Fishermen around Murrell’s Inlet have had smiles on their faces for the past week or so, and for an unusual reason. Speckled trout are showing up between routine catches of flounder and redfish, well before they normally show up, and Capt. J Baisch of Fishful Thinking Guide Service said they’ve arrived in good numbers.
“We have started picking them up on about every trip when not even targeting them,” says Baisch. (843-902-0356) “They are in the same exact places where they are bunched up in the fall.”
The jetties, Oaks Creek, Alston Creek, Whale Creek, Woodland Creek and even the main thoroughfare running from the inlet to the causeway typically hold groups of trout in the fall, but areas closer to the ocean are producing the most trout right now. Baisch said to target the creek mouths, oyster banks and both sides of the jetty rocks on both the rising and falling tides. Trout prefer places with steady current and areas where submerged obstructions or points break the current flow.
The best fishing will come early in the morning and late in the afternoon. Baisch recommends anglers cast-net for finger mullet and shrimp in small creeks at low tide for bait, but artificials – shrimp, grubs and minnow imitations – have also been very productive.

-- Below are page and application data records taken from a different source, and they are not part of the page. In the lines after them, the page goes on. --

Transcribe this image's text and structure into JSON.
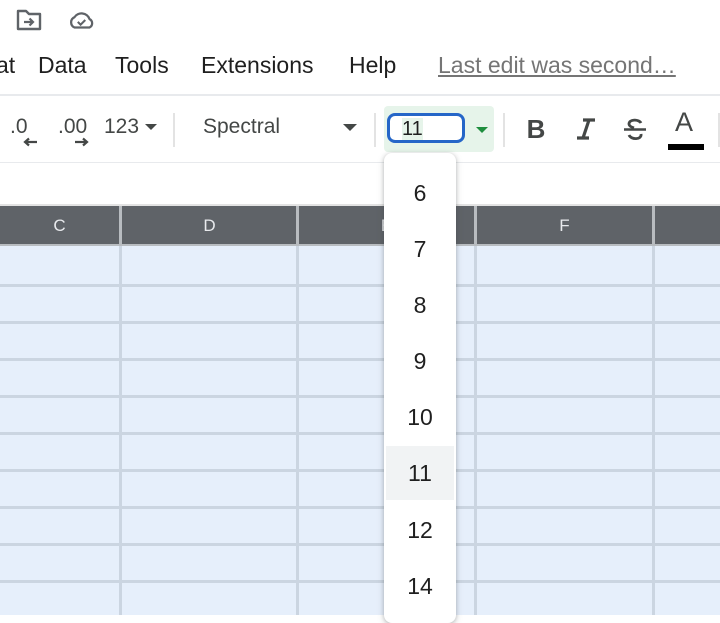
{
  "top_icons": [
    {
      "name": "move-to-folder-icon"
    },
    {
      "name": "cloud-saved-icon"
    }
  ],
  "menubar": {
    "items": [
      {
        "label": "at",
        "name": "menu-format"
      },
      {
        "label": "Data",
        "name": "menu-data"
      },
      {
        "label": "Tools",
        "name": "menu-tools"
      },
      {
        "label": "Extensions",
        "name": "menu-extensions"
      },
      {
        "label": "Help",
        "name": "menu-help"
      }
    ],
    "last_edit": "Last edit was second…"
  },
  "toolbar": {
    "decrease_decimal": ".0",
    "increase_decimal": ".00",
    "number_format": "123",
    "font_family": "Spectral",
    "font_size": "11",
    "bold": "B",
    "italic": "I",
    "strikethrough": "S",
    "text_color": "A",
    "text_color_value": "#000000",
    "accent_color": "#1e8e3e"
  },
  "grid": {
    "columns": [
      "C",
      "D",
      "E",
      "F",
      ""
    ],
    "selection_color": "#e6effb",
    "header_color": "#5f6368"
  },
  "font_size_dropdown": {
    "options": [
      "6",
      "7",
      "8",
      "9",
      "10",
      "11",
      "12",
      "14"
    ],
    "selected": "11"
  }
}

Topwater fishing has also been good under low-light conditions; Baisch prefers a Zarar Spook in the “bone” color. He also advised fishermen to stay on the lookout for a ladyfish blitz anywhere from the back of the creeks to the ocean.
“The trout are swimming a lot with the ladyfish right now. Look for pods of ladyfish blowing up on the surface and toss a surface walker to them and the trout will usually get to the plug before the ladyfish,” he said.